__Task details__:
Keep only the lines that hold the string "have", filtering out the rest of the entries below.

__Task inputs__:
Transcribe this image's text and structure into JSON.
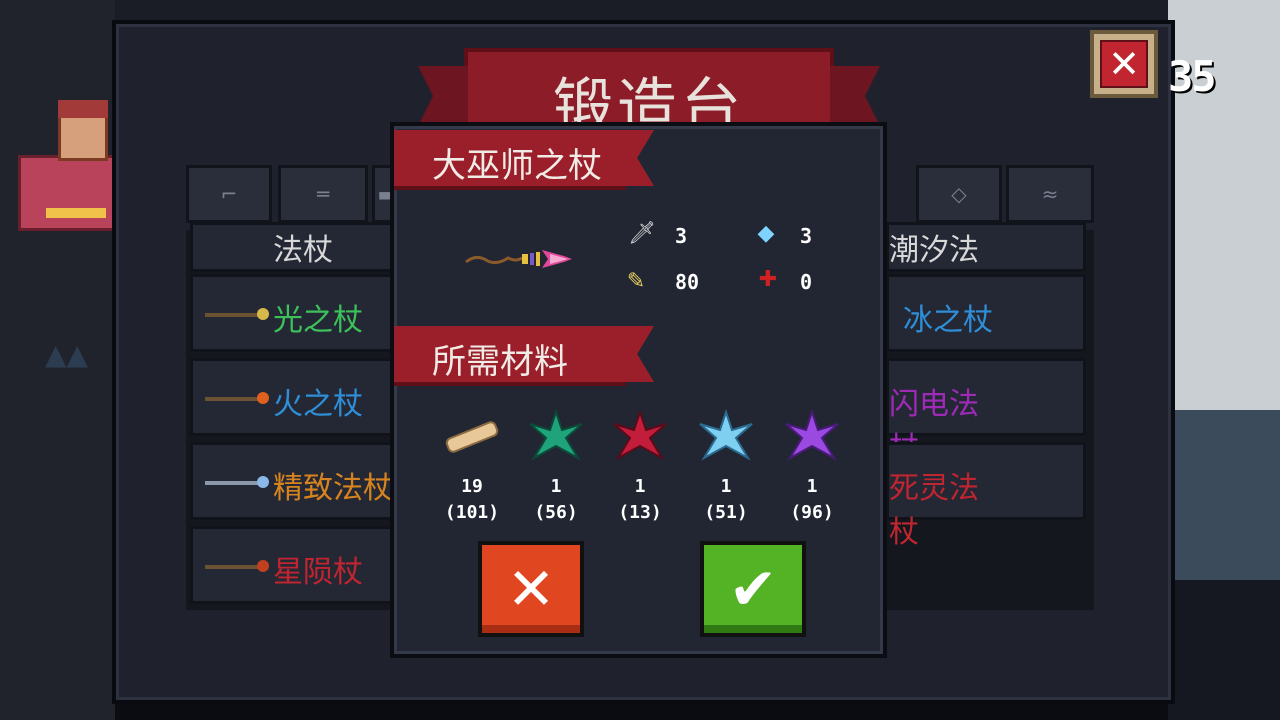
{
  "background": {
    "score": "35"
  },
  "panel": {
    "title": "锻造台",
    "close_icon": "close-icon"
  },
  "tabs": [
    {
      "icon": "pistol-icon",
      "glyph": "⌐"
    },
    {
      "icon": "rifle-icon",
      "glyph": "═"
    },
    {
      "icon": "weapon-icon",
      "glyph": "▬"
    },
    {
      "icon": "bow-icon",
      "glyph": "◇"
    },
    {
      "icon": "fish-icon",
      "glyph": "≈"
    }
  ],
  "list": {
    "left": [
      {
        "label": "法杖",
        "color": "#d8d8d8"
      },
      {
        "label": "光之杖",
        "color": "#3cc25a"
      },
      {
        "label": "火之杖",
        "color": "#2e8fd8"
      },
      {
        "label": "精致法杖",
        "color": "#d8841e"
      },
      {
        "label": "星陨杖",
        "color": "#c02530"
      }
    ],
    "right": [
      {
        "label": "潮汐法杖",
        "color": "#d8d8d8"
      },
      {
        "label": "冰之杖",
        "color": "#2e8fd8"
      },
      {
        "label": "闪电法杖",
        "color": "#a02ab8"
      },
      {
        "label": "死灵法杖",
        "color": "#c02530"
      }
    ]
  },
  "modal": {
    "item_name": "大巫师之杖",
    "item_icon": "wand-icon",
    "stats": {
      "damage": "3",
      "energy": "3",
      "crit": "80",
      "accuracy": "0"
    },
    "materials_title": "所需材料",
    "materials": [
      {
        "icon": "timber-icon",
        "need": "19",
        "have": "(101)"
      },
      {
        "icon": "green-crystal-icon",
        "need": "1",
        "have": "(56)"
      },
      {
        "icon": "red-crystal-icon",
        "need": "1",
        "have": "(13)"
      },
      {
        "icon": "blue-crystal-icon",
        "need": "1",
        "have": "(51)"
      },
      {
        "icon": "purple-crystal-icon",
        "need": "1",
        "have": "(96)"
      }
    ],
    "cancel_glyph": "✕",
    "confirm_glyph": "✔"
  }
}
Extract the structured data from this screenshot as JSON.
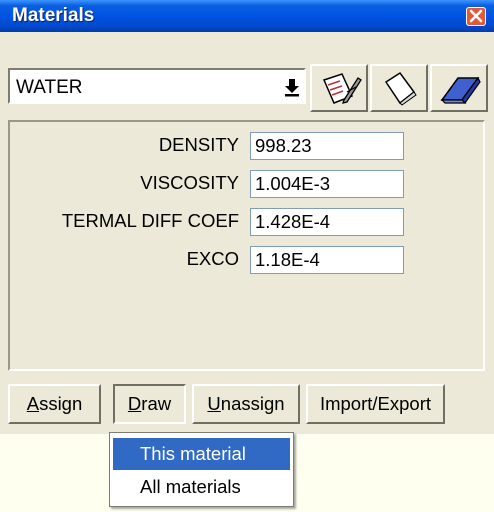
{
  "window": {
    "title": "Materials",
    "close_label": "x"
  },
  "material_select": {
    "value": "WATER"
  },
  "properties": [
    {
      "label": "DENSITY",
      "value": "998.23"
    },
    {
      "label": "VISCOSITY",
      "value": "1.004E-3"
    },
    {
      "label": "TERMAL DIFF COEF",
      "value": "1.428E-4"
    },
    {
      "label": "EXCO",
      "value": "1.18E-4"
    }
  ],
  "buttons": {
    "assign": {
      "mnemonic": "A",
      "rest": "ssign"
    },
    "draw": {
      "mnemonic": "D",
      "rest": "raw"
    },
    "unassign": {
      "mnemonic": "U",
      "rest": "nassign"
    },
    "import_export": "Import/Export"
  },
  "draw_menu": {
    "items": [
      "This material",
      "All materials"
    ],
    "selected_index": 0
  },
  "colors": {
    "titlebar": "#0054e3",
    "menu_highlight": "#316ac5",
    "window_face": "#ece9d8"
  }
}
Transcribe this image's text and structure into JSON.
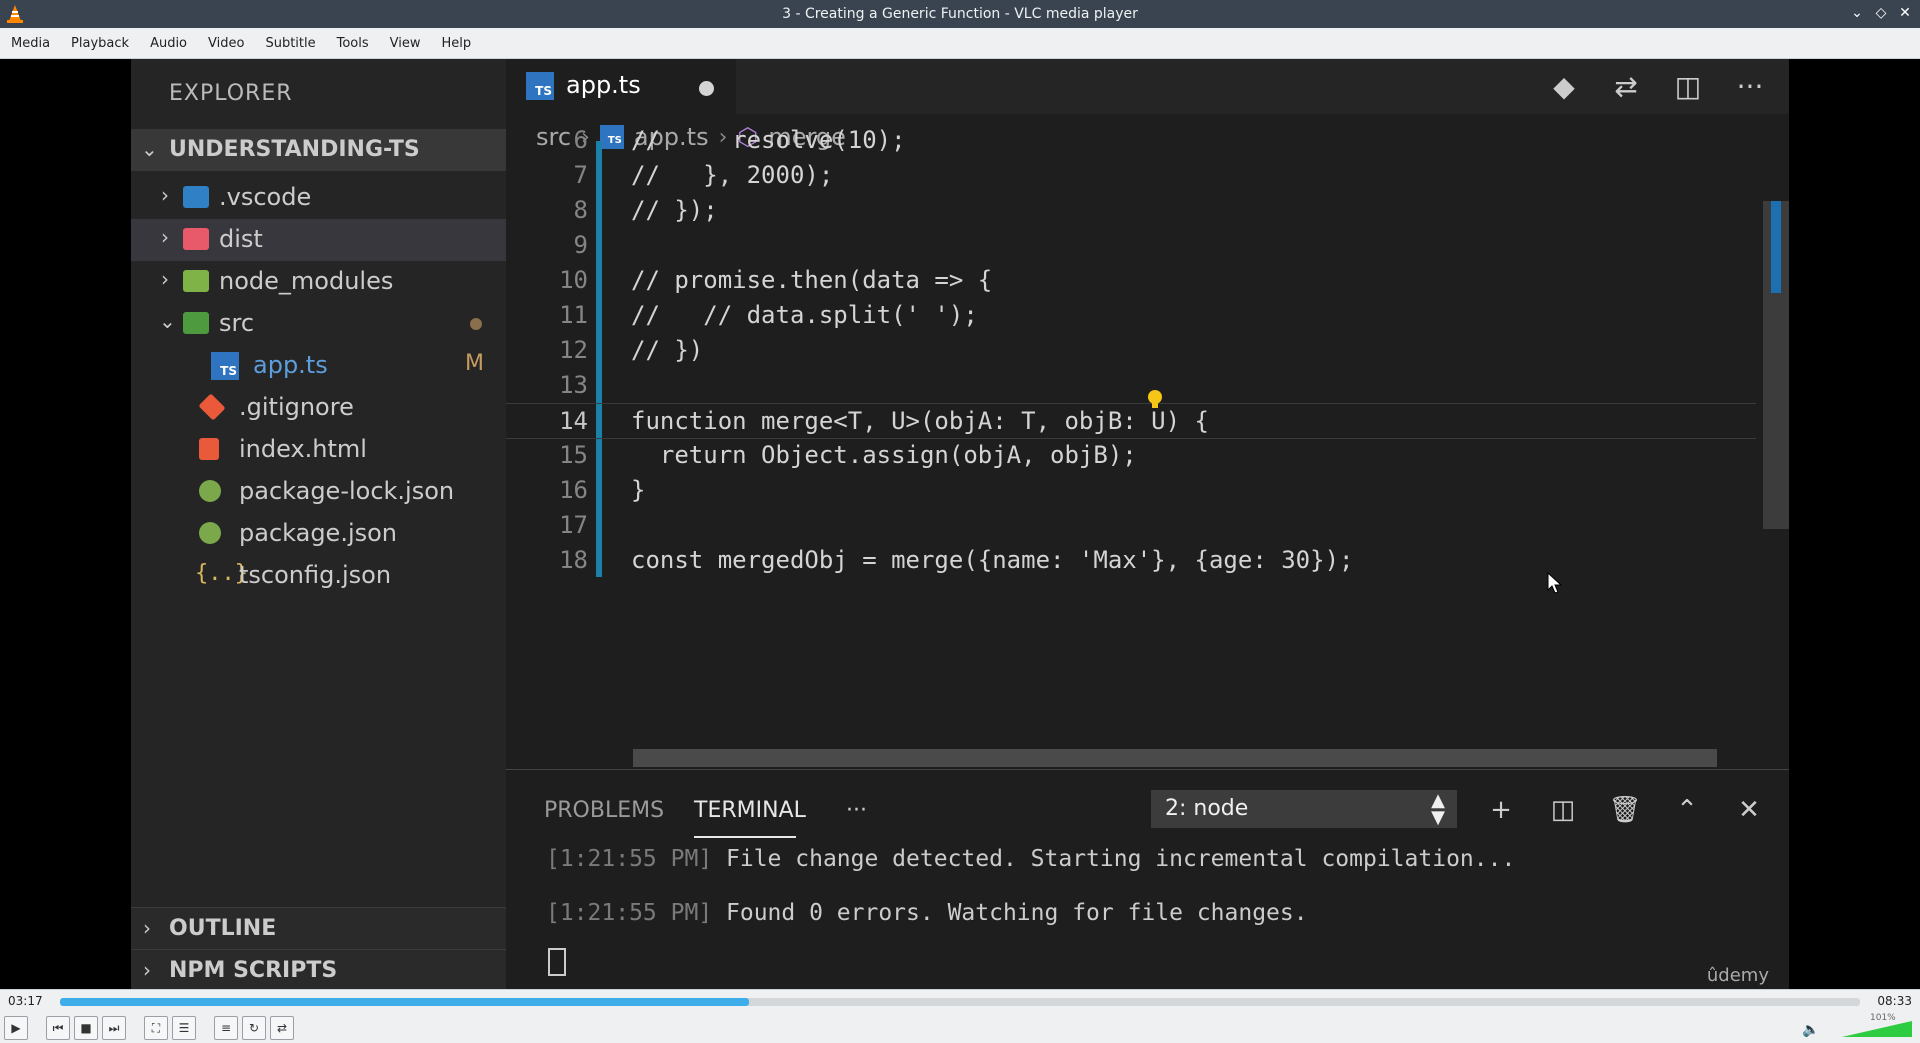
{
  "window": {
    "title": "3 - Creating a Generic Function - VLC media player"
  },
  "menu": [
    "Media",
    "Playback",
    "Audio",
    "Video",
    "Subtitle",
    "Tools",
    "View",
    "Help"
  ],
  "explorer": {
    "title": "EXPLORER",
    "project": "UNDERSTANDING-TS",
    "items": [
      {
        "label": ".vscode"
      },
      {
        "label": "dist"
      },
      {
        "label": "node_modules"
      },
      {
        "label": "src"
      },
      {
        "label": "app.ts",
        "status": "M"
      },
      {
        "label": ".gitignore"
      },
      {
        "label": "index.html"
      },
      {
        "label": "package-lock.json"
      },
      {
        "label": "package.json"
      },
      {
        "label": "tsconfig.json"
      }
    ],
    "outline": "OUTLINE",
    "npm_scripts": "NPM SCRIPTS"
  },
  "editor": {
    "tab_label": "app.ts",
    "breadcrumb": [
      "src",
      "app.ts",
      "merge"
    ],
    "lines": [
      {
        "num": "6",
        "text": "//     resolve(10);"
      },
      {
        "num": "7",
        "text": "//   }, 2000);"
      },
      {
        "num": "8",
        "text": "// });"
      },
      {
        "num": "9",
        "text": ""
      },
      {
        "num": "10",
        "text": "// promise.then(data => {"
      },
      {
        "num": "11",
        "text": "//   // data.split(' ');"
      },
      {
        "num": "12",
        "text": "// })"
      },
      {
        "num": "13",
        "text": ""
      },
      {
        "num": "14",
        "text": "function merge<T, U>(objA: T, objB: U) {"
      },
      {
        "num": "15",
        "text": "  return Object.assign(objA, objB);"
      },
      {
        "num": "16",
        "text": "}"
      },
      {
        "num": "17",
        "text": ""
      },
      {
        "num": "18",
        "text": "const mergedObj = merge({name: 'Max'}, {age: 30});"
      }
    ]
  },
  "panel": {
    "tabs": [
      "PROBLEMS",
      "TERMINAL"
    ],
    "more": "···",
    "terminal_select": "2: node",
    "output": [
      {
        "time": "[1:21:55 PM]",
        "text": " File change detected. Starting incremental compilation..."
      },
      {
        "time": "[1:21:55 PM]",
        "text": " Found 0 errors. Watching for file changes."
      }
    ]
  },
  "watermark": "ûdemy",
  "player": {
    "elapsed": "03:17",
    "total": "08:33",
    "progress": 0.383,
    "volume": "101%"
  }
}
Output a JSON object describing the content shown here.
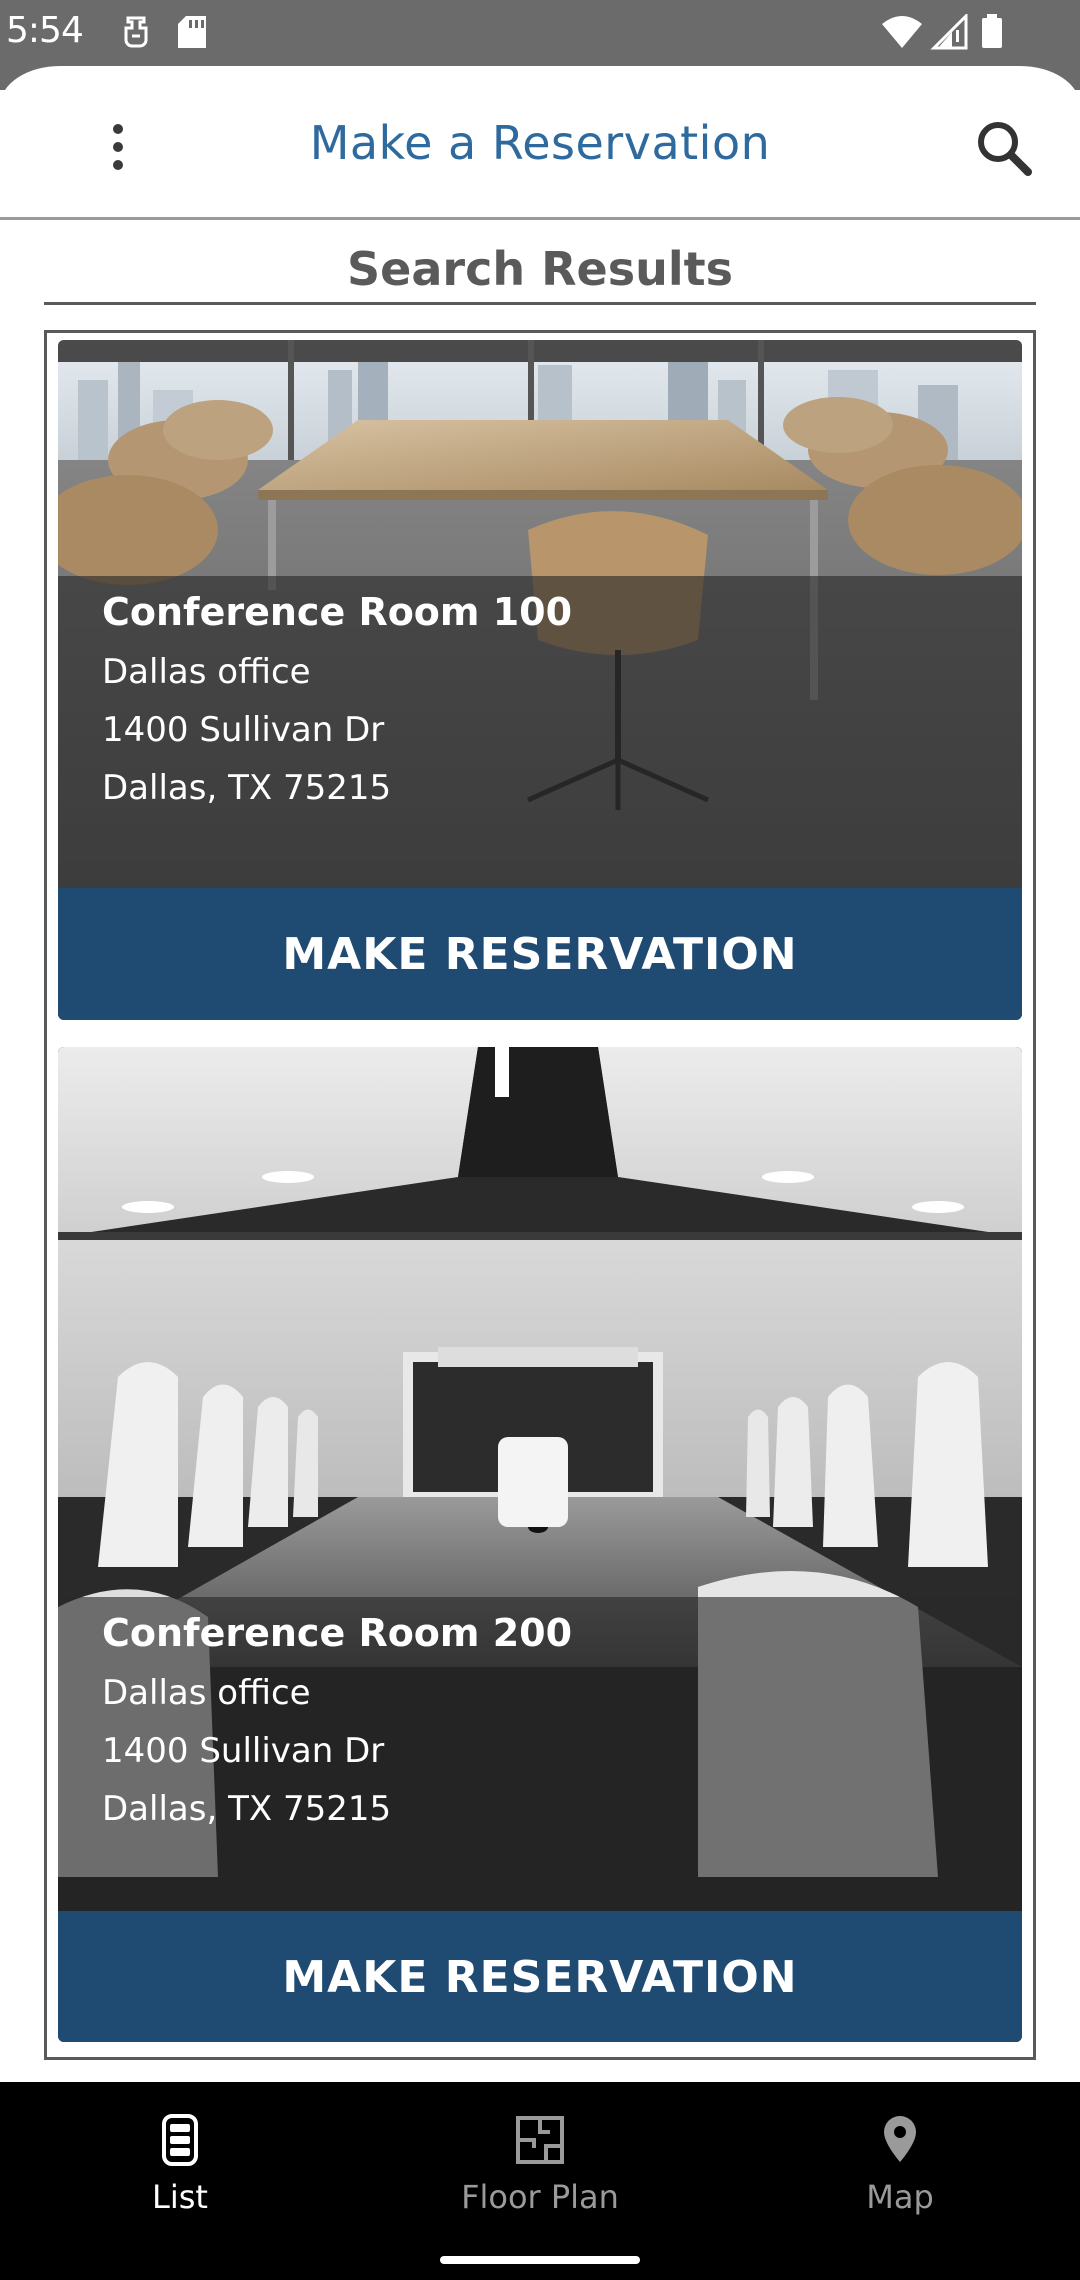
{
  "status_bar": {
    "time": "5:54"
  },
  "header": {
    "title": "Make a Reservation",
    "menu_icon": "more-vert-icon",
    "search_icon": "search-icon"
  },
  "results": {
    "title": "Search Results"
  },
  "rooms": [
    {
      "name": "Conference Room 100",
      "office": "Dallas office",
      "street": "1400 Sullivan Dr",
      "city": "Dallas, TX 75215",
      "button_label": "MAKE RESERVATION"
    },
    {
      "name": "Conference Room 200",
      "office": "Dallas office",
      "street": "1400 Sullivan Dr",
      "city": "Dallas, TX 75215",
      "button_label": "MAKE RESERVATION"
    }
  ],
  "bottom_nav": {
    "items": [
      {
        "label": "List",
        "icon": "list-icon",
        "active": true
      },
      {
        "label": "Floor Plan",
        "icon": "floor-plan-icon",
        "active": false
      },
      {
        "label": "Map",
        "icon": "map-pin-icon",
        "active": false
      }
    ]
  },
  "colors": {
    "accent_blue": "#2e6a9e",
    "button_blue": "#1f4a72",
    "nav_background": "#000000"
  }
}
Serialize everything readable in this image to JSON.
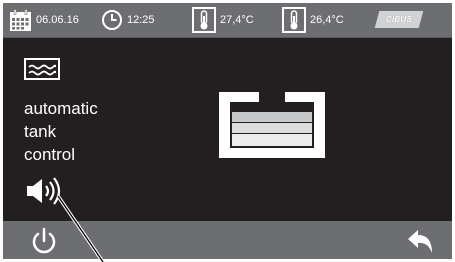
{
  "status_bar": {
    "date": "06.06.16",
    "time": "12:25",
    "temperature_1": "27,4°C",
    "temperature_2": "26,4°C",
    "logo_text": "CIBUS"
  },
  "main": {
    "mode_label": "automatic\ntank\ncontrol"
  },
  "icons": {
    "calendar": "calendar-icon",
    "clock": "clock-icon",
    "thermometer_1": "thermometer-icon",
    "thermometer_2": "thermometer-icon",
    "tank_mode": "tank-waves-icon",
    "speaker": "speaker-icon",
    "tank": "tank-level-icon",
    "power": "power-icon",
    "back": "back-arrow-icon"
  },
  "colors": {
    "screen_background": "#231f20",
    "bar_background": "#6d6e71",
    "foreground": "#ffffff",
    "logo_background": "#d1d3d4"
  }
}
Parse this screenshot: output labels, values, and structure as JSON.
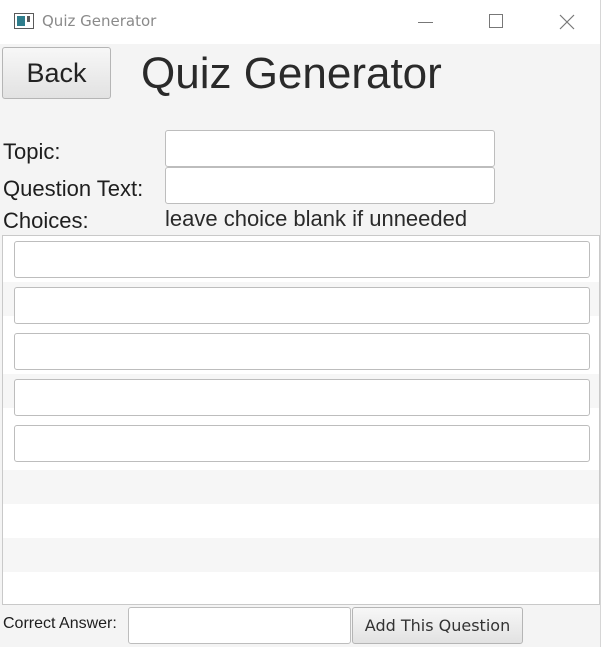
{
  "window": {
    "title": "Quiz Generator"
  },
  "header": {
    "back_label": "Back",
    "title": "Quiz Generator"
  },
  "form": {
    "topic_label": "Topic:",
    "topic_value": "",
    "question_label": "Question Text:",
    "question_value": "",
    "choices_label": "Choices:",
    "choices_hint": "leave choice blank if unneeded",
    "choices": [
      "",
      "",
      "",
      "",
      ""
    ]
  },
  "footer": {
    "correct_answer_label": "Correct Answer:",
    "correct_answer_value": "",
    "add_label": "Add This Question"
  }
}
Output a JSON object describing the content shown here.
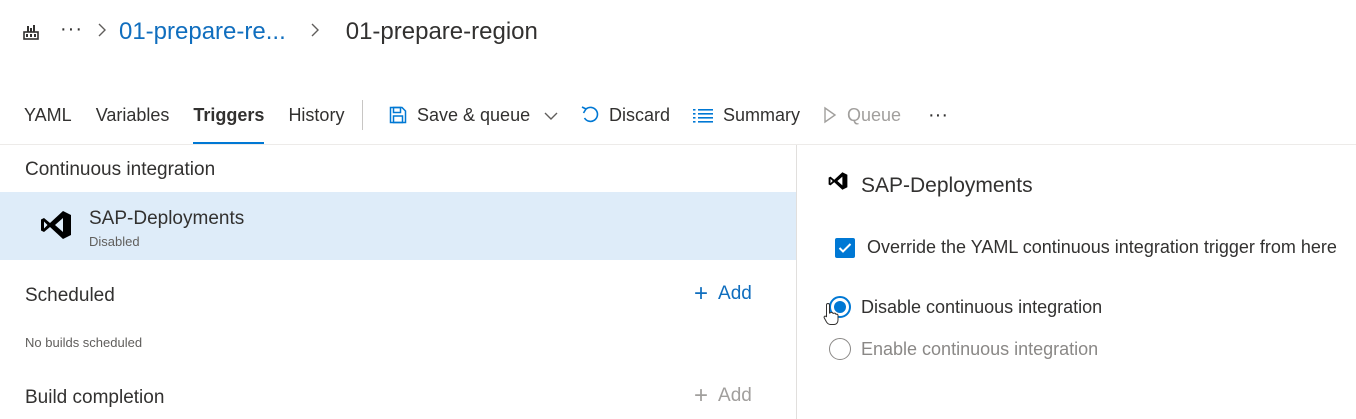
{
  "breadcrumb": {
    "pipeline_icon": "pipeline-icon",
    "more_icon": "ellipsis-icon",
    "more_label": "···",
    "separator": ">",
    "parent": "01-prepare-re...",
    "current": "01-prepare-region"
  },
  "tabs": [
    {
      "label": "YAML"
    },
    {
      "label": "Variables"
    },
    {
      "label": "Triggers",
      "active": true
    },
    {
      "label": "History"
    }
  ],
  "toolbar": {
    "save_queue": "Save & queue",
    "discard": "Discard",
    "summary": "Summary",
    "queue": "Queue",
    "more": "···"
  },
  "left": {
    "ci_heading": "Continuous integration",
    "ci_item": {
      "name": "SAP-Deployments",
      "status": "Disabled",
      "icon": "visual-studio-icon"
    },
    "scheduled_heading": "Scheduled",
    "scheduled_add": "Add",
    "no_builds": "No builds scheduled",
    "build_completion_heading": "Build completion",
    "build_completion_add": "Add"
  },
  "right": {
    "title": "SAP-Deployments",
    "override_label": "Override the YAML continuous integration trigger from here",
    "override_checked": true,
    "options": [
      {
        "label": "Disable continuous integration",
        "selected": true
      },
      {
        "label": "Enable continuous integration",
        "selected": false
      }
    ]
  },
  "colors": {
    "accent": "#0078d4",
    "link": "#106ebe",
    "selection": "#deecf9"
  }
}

__Solution for this task__:
        "have": "(101)"
        "have": "(56)"
        "have": "(13)"
        "have": "(51)"
        "have": "(96)"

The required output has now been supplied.